I understand the case for the bailout, I really do.  Tim Peach and Dave Fitzgerald have done a very good job explaining it here, and John Mauldin explains it in much greater detail (and argues that it’s not really a bailout at all because the taxpayers will profit) here.  (Note:  The Mauldin piece is free, but you need to give him an e-mail address before it shows up on your screen.)  Because of all the bad things that would happen to the economy as a whole in the absence of the bailout, it’s no surprise that a deal has been reached.  Apparently there is no official text yet, but the Washington Post has a pretty concise rundown of the major points, and the stories in the New York Times and Wall Street Journal seem to be in accord.  What caught my eye, though, was what the House Republicans managed to get in return for ending their holdout.  Read the rest of this entry »

The Quarterly Estimated Tax Rip-Off (or: Two Weeks I Hate Twice a Year)

Today is September 15, which means I’m required by law to mail my quarterly estimated tax payments to my state and federal governments.  So I did.  I don’t like paying my taxes any more than the next guy, but I’m no scofflaw.  And I’m not going to use this as a jumping-off point for complaining about our lousy fiscal policy, or reciting my previous arguments about the need for fundamental tax reform.

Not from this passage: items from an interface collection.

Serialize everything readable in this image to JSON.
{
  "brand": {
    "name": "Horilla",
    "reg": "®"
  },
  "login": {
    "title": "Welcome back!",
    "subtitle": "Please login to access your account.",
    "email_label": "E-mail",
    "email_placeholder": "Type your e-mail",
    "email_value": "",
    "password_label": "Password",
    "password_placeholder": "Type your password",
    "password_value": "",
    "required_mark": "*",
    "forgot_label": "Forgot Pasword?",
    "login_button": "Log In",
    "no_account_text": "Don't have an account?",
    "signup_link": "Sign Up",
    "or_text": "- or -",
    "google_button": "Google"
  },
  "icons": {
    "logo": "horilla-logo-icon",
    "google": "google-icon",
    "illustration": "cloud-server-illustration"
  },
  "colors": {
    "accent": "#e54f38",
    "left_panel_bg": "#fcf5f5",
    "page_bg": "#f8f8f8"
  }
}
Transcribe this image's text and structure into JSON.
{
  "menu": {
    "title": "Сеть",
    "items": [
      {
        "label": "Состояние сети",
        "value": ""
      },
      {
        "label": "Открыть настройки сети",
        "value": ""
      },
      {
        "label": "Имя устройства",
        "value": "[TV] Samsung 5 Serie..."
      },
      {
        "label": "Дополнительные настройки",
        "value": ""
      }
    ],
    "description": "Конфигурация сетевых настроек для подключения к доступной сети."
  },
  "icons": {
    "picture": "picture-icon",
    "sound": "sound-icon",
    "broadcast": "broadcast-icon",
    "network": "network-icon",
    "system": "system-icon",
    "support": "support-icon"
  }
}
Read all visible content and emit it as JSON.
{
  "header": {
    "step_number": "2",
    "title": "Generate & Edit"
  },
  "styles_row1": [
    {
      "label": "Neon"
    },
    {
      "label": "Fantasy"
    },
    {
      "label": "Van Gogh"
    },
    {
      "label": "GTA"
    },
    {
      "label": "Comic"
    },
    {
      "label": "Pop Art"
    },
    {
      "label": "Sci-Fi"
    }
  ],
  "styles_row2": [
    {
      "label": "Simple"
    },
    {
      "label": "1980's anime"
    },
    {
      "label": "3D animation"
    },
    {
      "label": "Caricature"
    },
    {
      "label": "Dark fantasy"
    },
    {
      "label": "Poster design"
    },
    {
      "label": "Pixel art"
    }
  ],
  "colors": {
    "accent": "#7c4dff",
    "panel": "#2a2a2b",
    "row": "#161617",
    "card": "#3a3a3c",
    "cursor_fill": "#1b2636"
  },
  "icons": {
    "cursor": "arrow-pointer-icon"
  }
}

There is something that bothers me about the June 15 and September 15 payments, though:  It bothers me that I’m required to pay taxes on money I haven’t earned yet.  Read the rest of this entry »